Predators And Threats
The Carolina pigmy rattlesnake, a venomous reptile native to the southeastern United States, is often exposed to various predators. Though it possesses an effective defensive mechanism in its rattle and venom, these snakes must still be wary of predators that could threaten their population. As such, understanding their potential threats can help herpetologists better understand how to protect them from harm.
Mammals are one of the main groups that pose a threat to Carolina pigmy rattlesnakes. Various species of rodents like mice and chipmunks will sometimes try to prey upon juvenile snakes due to their small size. Similarly, larger mammals like raccoons or opossums may also attempt predation if they encounter an adult snake. In both cases, however, the presence of rattling sound and potent venom typically dissuade any further attacks on the part of these animals.
Birds are another group that represents a danger for this species of reptile. Raptors like hawks or owls have been known to seek out and consume Carolina pigmy rattlesnakes as easy sources of food when available. While it has not been confirmed whether birds possess enough immunity against the venom produced by this type of snake, there have been reports suggesting some birds may be able to ward off relatively mild envenomations without serious consequence.
In order to properly protect this species from potential predation, land managers should assess local conditions before taking action. By assessing which types of predators might exist in certain areas and implementing appropriate preventative measures – including safeguarding breeding sites – it becomes possible ensure ideal living conditions for Carolina pigmy rattlesnakes while minimizing risks posed by natural enemies.
The Carolina pigmy rattlesnake is considered endangered in some parts of its geographic range, due to habitat destruction and other human-related impacts. Conservation efforts have been implemented to protect the species from extinction. These activities include population monitoring and protection of areas within their natural habitats.
Population trends over time indicate that the species has not seen significant increases or decreases in its numbers. In fact, recent surveys show that there are stable populations throughout most of its range. However, further research is needed to understand any local fluctuations in population size and distribution.
Protected areas exist for this species; however, these may not be sufficient enough to ensure long-term survival as development continues near suitable habitats. The conservation status of the Carolina pigmy rattlesnake will require ongoing attention and vigilance by wildlife managers if it is to remain secure into the future.
The Carolina Pigmy Rattlesnake, Sistrurus miliarius, is a small and venomous species of rattlesnake native to the southeastern United States. This reptile can be found in habitats ranging from wet swamps to dry woodlands. It has an average length of around 13 inches with colorful markings and a distinct rattle on its tail. The primary diet for this snake consists of small mammals, insects, frogs, and lizards.
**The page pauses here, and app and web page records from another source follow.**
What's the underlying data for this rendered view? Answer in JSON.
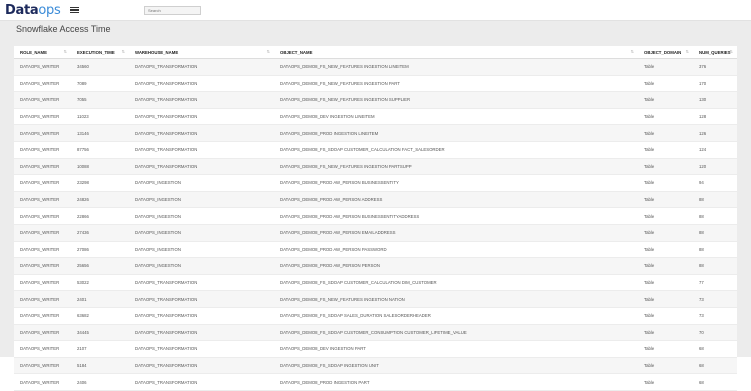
{
  "app": {
    "logo_main": "Data",
    "logo_accent": "ops",
    "search_placeholder": "Search"
  },
  "page": {
    "title": "Snowflake Access Time"
  },
  "table": {
    "columns": [
      "ROLE_NAME",
      "EXECUTION_TIME",
      "WAREHOUSE_NAME",
      "OBJECT_NAME",
      "OBJECT_DOMAIN",
      "NUM_QUERIES"
    ],
    "rows": [
      [
        "DATAOPS_WRITER",
        "34560",
        "DATAOPS_TRANSFORMATION",
        "DATAOPS_DEMO8_FS_NEW_FEATURES INGESTION LINEITEM",
        "Table",
        "376"
      ],
      [
        "DATAOPS_WRITER",
        "7089",
        "DATAOPS_TRANSFORMATION",
        "DATAOPS_DEMO8_FS_NEW_FEATURES INGESTION PART",
        "Table",
        "170"
      ],
      [
        "DATAOPS_WRITER",
        "7055",
        "DATAOPS_TRANSFORMATION",
        "DATAOPS_DEMO8_FS_NEW_FEATURES INGESTION SUPPLIER",
        "Table",
        "130"
      ],
      [
        "DATAOPS_WRITER",
        "11023",
        "DATAOPS_TRANSFORMATION",
        "DATAOPS_DEMO8_DEV INGESTION LINEITEM",
        "Table",
        "128"
      ],
      [
        "DATAOPS_WRITER",
        "13146",
        "DATAOPS_TRANSFORMATION",
        "DATAOPS_DEMO8_PROD INGESTION LINEITEM",
        "Table",
        "126"
      ],
      [
        "DATAOPS_WRITER",
        "87756",
        "DATAOPS_TRANSFORMATION",
        "DATAOPS_DEMO8_FS_SDOAP CUSTOMER_CALCULATION FACT_SALESORDER",
        "Table",
        "124"
      ],
      [
        "DATAOPS_WRITER",
        "10088",
        "DATAOPS_TRANSFORMATION",
        "DATAOPS_DEMO8_FS_NEW_FEATURES INGESTION PARTSUPP",
        "Table",
        "120"
      ],
      [
        "DATAOPS_WRITER",
        "23298",
        "DATAOPS_INGESTION",
        "DATAOPS_DEMO8_PROD AW_PERSON BUSINESSENTITY",
        "Table",
        "94"
      ],
      [
        "DATAOPS_WRITER",
        "24826",
        "DATAOPS_INGESTION",
        "DATAOPS_DEMO8_PROD AW_PERSON ADDRESS",
        "Table",
        "88"
      ],
      [
        "DATAOPS_WRITER",
        "22866",
        "DATAOPS_INGESTION",
        "DATAOPS_DEMO8_PROD AW_PERSON BUSINESSENTITYADDRESS",
        "Table",
        "88"
      ],
      [
        "DATAOPS_WRITER",
        "27436",
        "DATAOPS_INGESTION",
        "DATAOPS_DEMO8_PROD AW_PERSON EMAILADDRESS",
        "Table",
        "88"
      ],
      [
        "DATAOPS_WRITER",
        "27086",
        "DATAOPS_INGESTION",
        "DATAOPS_DEMO8_PROD AW_PERSON PASSWORD",
        "Table",
        "88"
      ],
      [
        "DATAOPS_WRITER",
        "25656",
        "DATAOPS_INGESTION",
        "DATAOPS_DEMO8_PROD AW_PERSON PERSON",
        "Table",
        "88"
      ],
      [
        "DATAOPS_WRITER",
        "53022",
        "DATAOPS_TRANSFORMATION",
        "DATAOPS_DEMO8_FS_SDOAP CUSTOMER_CALCULATION DIM_CUSTOMER",
        "Table",
        "77"
      ],
      [
        "DATAOPS_WRITER",
        "2401",
        "DATAOPS_TRANSFORMATION",
        "DATAOPS_DEMO8_FS_NEW_FEATURES INGESTION NATION",
        "Table",
        "73"
      ],
      [
        "DATAOPS_WRITER",
        "63682",
        "DATAOPS_TRANSFORMATION",
        "DATAOPS_DEMO8_FS_SDOAP SALES_DURATION SALESORDERHEADER",
        "Table",
        "73"
      ],
      [
        "DATAOPS_WRITER",
        "34445",
        "DATAOPS_TRANSFORMATION",
        "DATAOPS_DEMO8_FS_SDOAP CUSTOMER_CONSUMPTION CUSTOMER_LIFETIME_VALUE",
        "Table",
        "70"
      ],
      [
        "DATAOPS_WRITER",
        "2107",
        "DATAOPS_TRANSFORMATION",
        "DATAOPS_DEMO8_DEV INGESTION PART",
        "Table",
        "68"
      ],
      [
        "DATAOPS_WRITER",
        "5184",
        "DATAOPS_TRANSFORMATION",
        "DATAOPS_DEMO8_FS_SDOAP INGESTION UNIT",
        "Table",
        "68"
      ],
      [
        "DATAOPS_WRITER",
        "2406",
        "DATAOPS_TRANSFORMATION",
        "DATAOPS_DEMO8_PROD INGESTION PART",
        "Table",
        "68"
      ]
    ]
  }
}
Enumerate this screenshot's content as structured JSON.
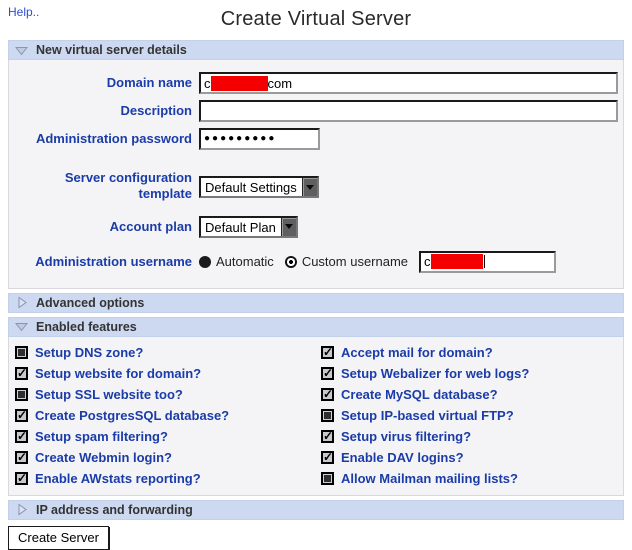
{
  "page": {
    "help_link": "Help..",
    "title": "Create Virtual Server"
  },
  "colors": {
    "section_header_bg": "#cdd9f0",
    "section_body_bg": "#f4f4f6",
    "label_blue": "#1b3ca8",
    "link_blue": "#2a4fd0",
    "redaction_red": "#f40000"
  },
  "sections": {
    "details": {
      "title": "New virtual server details",
      "expanded": true
    },
    "advanced": {
      "title": "Advanced options",
      "expanded": false
    },
    "features": {
      "title": "Enabled features",
      "expanded": true
    },
    "ip": {
      "title": "IP address and forwarding",
      "expanded": false
    }
  },
  "form": {
    "domain_name": {
      "label": "Domain name",
      "value_prefix": "c",
      "value_redacted": true,
      "value_suffix": "com"
    },
    "description": {
      "label": "Description",
      "value": "",
      "placeholder": ""
    },
    "admin_password": {
      "label": "Administration password",
      "masked_value": "●●●●●●●●●"
    },
    "template": {
      "label": "Server configuration template",
      "selected": "Default Settings"
    },
    "plan": {
      "label": "Account plan",
      "selected": "Default Plan"
    },
    "admin_username": {
      "label": "Administration username",
      "options": [
        {
          "label": "Automatic",
          "selected": false
        },
        {
          "label": "Custom username",
          "selected": true
        }
      ],
      "custom_value_prefix": "c",
      "custom_value_redacted": true
    }
  },
  "features": {
    "left": [
      {
        "label": "Setup DNS zone?",
        "checked": false
      },
      {
        "label": "Setup website for domain?",
        "checked": true
      },
      {
        "label": "Setup SSL website too?",
        "checked": false
      },
      {
        "label": "Create PostgresSQL database?",
        "checked": true
      },
      {
        "label": "Setup spam filtering?",
        "checked": true
      },
      {
        "label": "Create Webmin login?",
        "checked": true
      },
      {
        "label": "Enable AWstats reporting?",
        "checked": true
      }
    ],
    "right": [
      {
        "label": "Accept mail for domain?",
        "checked": true
      },
      {
        "label": "Setup Webalizer for web logs?",
        "checked": true
      },
      {
        "label": "Create MySQL database?",
        "checked": true
      },
      {
        "label": "Setup IP-based virtual FTP?",
        "checked": false
      },
      {
        "label": "Setup virus filtering?",
        "checked": true
      },
      {
        "label": "Enable DAV logins?",
        "checked": true
      },
      {
        "label": "Allow Mailman mailing lists?",
        "checked": false
      }
    ]
  },
  "footer": {
    "create_button": "Create Server"
  }
}
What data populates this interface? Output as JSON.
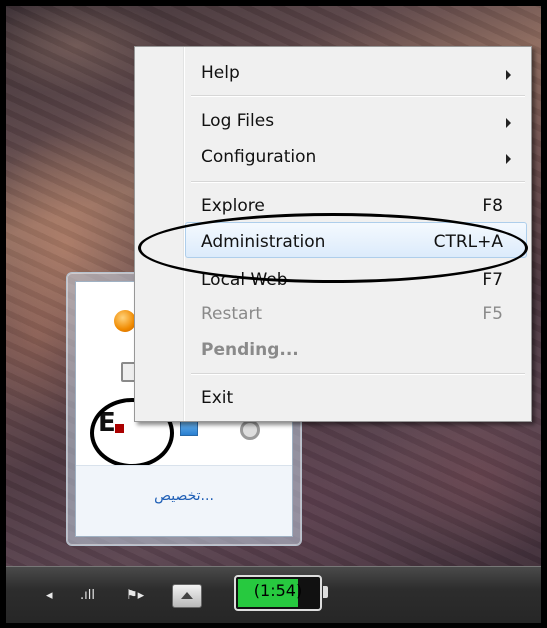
{
  "context_menu": {
    "items": [
      {
        "label": "Help",
        "shortcut": "",
        "submenu": true,
        "state": "normal"
      },
      {
        "label": "Log Files",
        "shortcut": "",
        "submenu": true,
        "state": "normal"
      },
      {
        "label": "Configuration",
        "shortcut": "",
        "submenu": true,
        "state": "normal"
      },
      {
        "label": "Explore",
        "shortcut": "F8",
        "submenu": false,
        "state": "normal"
      },
      {
        "label": "Administration",
        "shortcut": "CTRL+A",
        "submenu": false,
        "state": "highlighted"
      },
      {
        "label": "Local Web",
        "shortcut": "F7",
        "submenu": false,
        "state": "normal"
      },
      {
        "label": "Restart",
        "shortcut": "F5",
        "submenu": false,
        "state": "disabled"
      },
      {
        "label": "Pending...",
        "shortcut": "",
        "submenu": false,
        "state": "disabled-bold"
      },
      {
        "label": "Exit",
        "shortcut": "",
        "submenu": false,
        "state": "normal"
      }
    ]
  },
  "tray_popup": {
    "customize_link": "تخصيص...",
    "icons": [
      "orange-orb-icon",
      "usb-device-icon",
      "e-app-icon",
      "network-icon",
      "disc-icon"
    ]
  },
  "taskbar": {
    "battery_text": "(1:54)",
    "battery_level": 0.75,
    "icons": [
      "speaker-icon",
      "signal-icon",
      "flag-icon",
      "show-hidden-icons-button"
    ]
  },
  "colors": {
    "menu_bg": "#f0f0f0",
    "highlight": "#dcebfb",
    "link": "#1f5fb6",
    "battery": "#27c93f"
  }
}
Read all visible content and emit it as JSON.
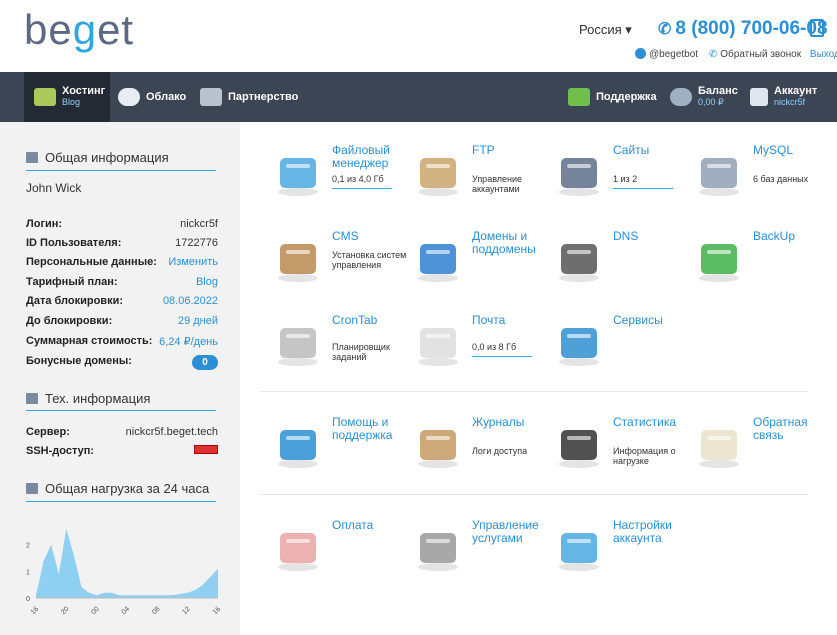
{
  "header": {
    "logo_pre": "be",
    "logo_g": "g",
    "logo_post": "et",
    "region": "Россия ▾",
    "phone": "8 (800) 700-06-08",
    "telegram": "@begetbot",
    "callback": "Обратный звонок",
    "exit": "Выход"
  },
  "nav": {
    "items": [
      {
        "label": "Хостинг",
        "sub": "Blog"
      },
      {
        "label": "Облако",
        "sub": ""
      },
      {
        "label": "Партнерство",
        "sub": ""
      },
      {
        "label": "Поддержка",
        "sub": ""
      },
      {
        "label": "Баланс",
        "sub": "0,00 ₽"
      },
      {
        "label": "Аккаунт",
        "sub": "nickcr5f"
      }
    ]
  },
  "sidebar": {
    "general_title": "Общая информация",
    "user_name": "John Wick",
    "rows": [
      {
        "label": "Логин:",
        "value": "nickcr5f"
      },
      {
        "label": "ID Пользователя:",
        "value": "1722776"
      },
      {
        "label": "Персональные данные:",
        "value": "Изменить"
      },
      {
        "label": "Тарифный план:",
        "value": "Blog"
      },
      {
        "label": "Дата блокировки:",
        "value": "08.06.2022"
      },
      {
        "label": "До блокировки:",
        "value": "29 дней"
      },
      {
        "label": "Суммарная стоимость:",
        "value": "6,24 ₽/день"
      },
      {
        "label": "Бонусные домены:",
        "value": "0"
      }
    ],
    "tech_title": "Тех. информация",
    "server_label": "Сервер:",
    "server_value": "nickcr5f.beget.tech",
    "ssh_label": "SSH-доступ:",
    "ssh_enabled": false,
    "load_title": "Общая нагрузка за 24 часа"
  },
  "tiles": [
    {
      "title": "Файловый менеджер",
      "desc": "0,1 из 4,0 Гб",
      "icon": "folder-icon",
      "color": "#4aa8e0"
    },
    {
      "title": "FTP",
      "desc": "Управление аккаунтами",
      "icon": "ftp-folder-icon",
      "color": "#c9a46a"
    },
    {
      "title": "Сайты",
      "desc": "1 из 2",
      "icon": "sites-stack-icon",
      "color": "#5d6f8a"
    },
    {
      "title": "MySQL",
      "desc": "6 баз данных",
      "icon": "database-icon",
      "color": "#8fa0b5"
    },
    {
      "title": "CMS",
      "desc": "Установка систем управления",
      "icon": "cms-box-icon",
      "color": "#b88a50"
    },
    {
      "title": "Домены и поддомены",
      "desc": "",
      "icon": "globe-keys-icon",
      "color": "#2f7fd0"
    },
    {
      "title": "DNS",
      "desc": "",
      "icon": "dns-globe-icon",
      "color": "#555"
    },
    {
      "title": "BackUp",
      "desc": "",
      "icon": "backup-icon",
      "color": "#3fb04a"
    },
    {
      "title": "CronTab",
      "desc": "Планировщик заданий",
      "icon": "clock-icon",
      "color": "#bbb"
    },
    {
      "title": "Почта",
      "desc": "0,0 из 8 Гб",
      "icon": "mail-icon",
      "color": "#ddd"
    },
    {
      "title": "Сервисы",
      "desc": "",
      "icon": "whale-icon",
      "color": "#2f8fd0"
    },
    {
      "title": "Помощь и поддержка",
      "desc": "",
      "icon": "help-bubbles-icon",
      "color": "#2a8fd4"
    },
    {
      "title": "Журналы",
      "desc": "Логи доступа",
      "icon": "logs-box-icon",
      "color": "#c49a62"
    },
    {
      "title": "Статистика",
      "desc": "Информация о нагрузке",
      "icon": "chart-board-icon",
      "color": "#333"
    },
    {
      "title": "Обратная связь",
      "desc": "",
      "icon": "feedback-pen-icon",
      "color": "#e9e2c8"
    },
    {
      "title": "Оплата",
      "desc": "",
      "icon": "piggy-bank-icon",
      "color": "#e9a5a5"
    },
    {
      "title": "Управление услугами",
      "desc": "",
      "icon": "services-column-icon",
      "color": "#999"
    },
    {
      "title": "Настройки аккаунта",
      "desc": "",
      "icon": "account-settings-icon",
      "color": "#4aa8e0"
    }
  ],
  "chart_data": {
    "type": "area",
    "x": [
      "16",
      "20",
      "00",
      "04",
      "08",
      "12",
      "16"
    ],
    "series": [
      {
        "values": [
          0.1,
          1.4,
          2.0,
          0.9,
          2.6,
          1.6,
          0.4,
          0.2,
          0.1,
          0.2,
          0.2,
          0.1,
          0.1,
          0.1,
          0.1,
          0.1,
          0.1,
          0.1,
          0.1,
          0.15,
          0.2,
          0.3,
          0.5,
          0.8,
          1.1
        ]
      }
    ],
    "y_ticks": [
      "0",
      "1",
      "2"
    ],
    "ylim": [
      0,
      3
    ],
    "color": "#8fd0f2"
  }
}
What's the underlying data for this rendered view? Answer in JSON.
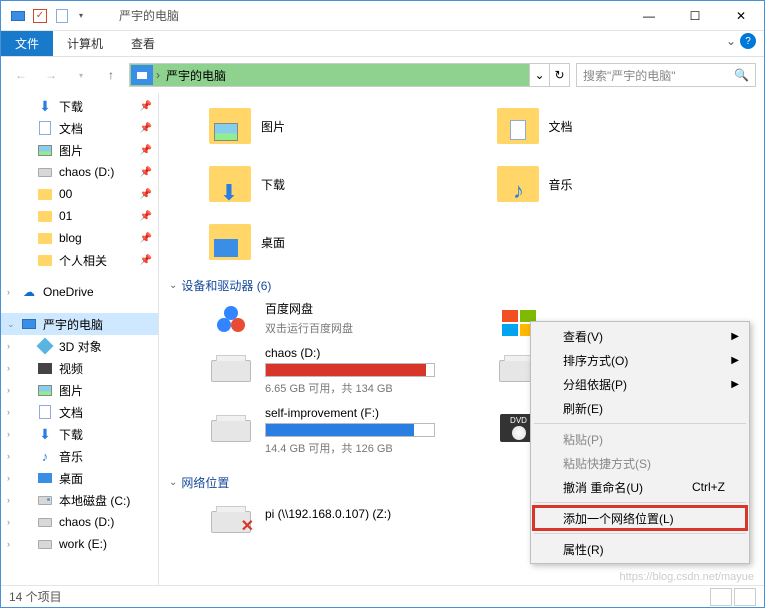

The reproductive cycle for the Carolina Pigmy Rattlesnake begins when mating occurs during late summer or early fall. Females typically lay 3-8 eggs which hatch after about 8 weeks. Once hatched, the young snakes are independent and must fend for themselves immediately. Predators of these reptiles include birds of prey, larger snakes, skunks, raccoons, opossums and other mammals who may consume them as food sources.
Humans pose one of the greatest threats to Carolina Pigmy Rattlesnakes due to habitat destruction through logging operations and land development projects. Additionally they are sometimes killed by humans out of fear or mistaken identity due to their look that resembles many more common nonvenomous species present throughout North America. Despite suffering population declines in recent years due to human activities, this species remains listed as Least Concern according to IUCN Red List criteria.